PROVIDED DATA:

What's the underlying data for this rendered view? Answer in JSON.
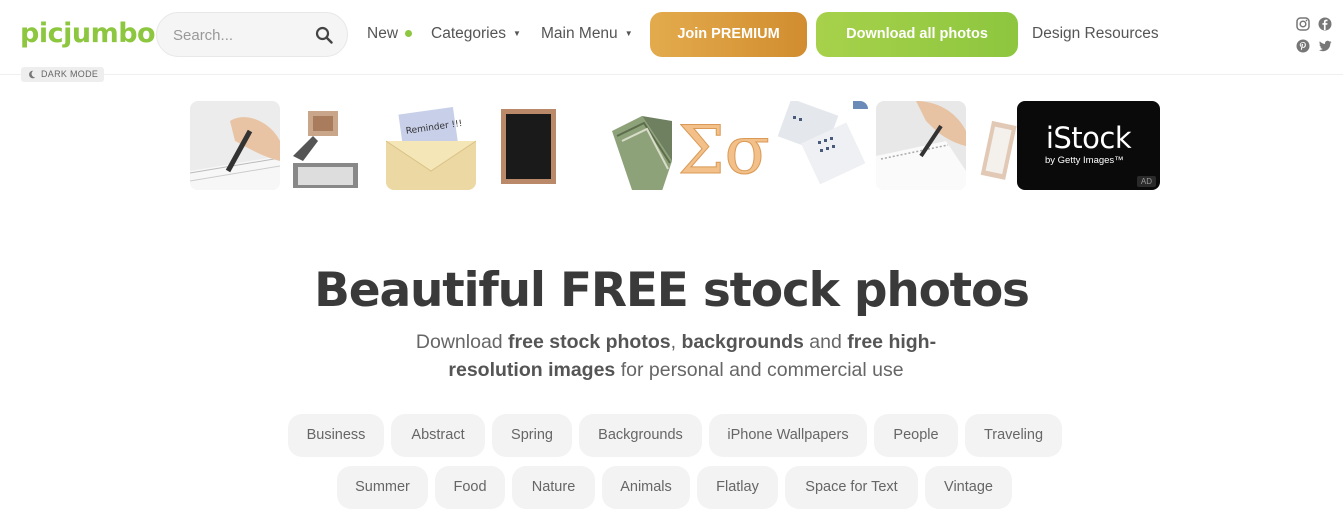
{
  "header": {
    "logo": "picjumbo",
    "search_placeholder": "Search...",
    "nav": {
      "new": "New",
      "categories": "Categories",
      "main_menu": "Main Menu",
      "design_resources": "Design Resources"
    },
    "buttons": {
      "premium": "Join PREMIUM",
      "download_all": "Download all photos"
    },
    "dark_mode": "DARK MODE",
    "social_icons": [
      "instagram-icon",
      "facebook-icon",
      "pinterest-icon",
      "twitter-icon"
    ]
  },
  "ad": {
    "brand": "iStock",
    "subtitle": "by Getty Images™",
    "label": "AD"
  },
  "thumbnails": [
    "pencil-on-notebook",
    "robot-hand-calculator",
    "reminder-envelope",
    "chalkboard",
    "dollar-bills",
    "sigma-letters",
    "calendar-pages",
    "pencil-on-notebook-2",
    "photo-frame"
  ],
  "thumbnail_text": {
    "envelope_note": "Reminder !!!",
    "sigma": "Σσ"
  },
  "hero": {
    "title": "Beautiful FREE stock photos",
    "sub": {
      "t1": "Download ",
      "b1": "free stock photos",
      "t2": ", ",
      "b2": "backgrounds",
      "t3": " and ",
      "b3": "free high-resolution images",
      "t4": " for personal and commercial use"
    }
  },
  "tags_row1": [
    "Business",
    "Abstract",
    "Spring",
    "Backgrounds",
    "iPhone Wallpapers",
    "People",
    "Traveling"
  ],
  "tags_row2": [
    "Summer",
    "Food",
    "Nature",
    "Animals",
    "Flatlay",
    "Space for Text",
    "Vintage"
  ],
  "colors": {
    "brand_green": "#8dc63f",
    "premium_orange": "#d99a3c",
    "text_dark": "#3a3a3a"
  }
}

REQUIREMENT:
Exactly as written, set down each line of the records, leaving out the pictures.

RESPONSE:
What's the underlying data for this rendered view? Answer in JSON.
{
  "header": {
    "logo": "picjumbo",
    "search_placeholder": "Search...",
    "nav": {
      "new": "New",
      "categories": "Categories",
      "main_menu": "Main Menu",
      "design_resources": "Design Resources"
    },
    "buttons": {
      "premium": "Join PREMIUM",
      "download_all": "Download all photos"
    },
    "dark_mode": "DARK MODE",
    "social_icons": [
      "instagram-icon",
      "facebook-icon",
      "pinterest-icon",
      "twitter-icon"
    ]
  },
  "ad": {
    "brand": "iStock",
    "subtitle": "by Getty Images™",
    "label": "AD"
  },
  "thumbnails": [
    "pencil-on-notebook",
    "robot-hand-calculator",
    "reminder-envelope",
    "chalkboard",
    "dollar-bills",
    "sigma-letters",
    "calendar-pages",
    "pencil-on-notebook-2",
    "photo-frame"
  ],
  "thumbnail_text": {
    "envelope_note": "Reminder !!!",
    "sigma": "Σσ"
  },
  "hero": {
    "title": "Beautiful FREE stock photos",
    "sub": {
      "t1": "Download ",
      "b1": "free stock photos",
      "t2": ", ",
      "b2": "backgrounds",
      "t3": " and ",
      "b3": "free high-resolution images",
      "t4": " for personal and commercial use"
    }
  },
  "tags_row1": [
    "Business",
    "Abstract",
    "Spring",
    "Backgrounds",
    "iPhone Wallpapers",
    "People",
    "Traveling"
  ],
  "tags_row2": [
    "Summer",
    "Food",
    "Nature",
    "Animals",
    "Flatlay",
    "Space for Text",
    "Vintage"
  ],
  "colors": {
    "brand_green": "#8dc63f",
    "premium_orange": "#d99a3c",
    "text_dark": "#3a3a3a"
  }
}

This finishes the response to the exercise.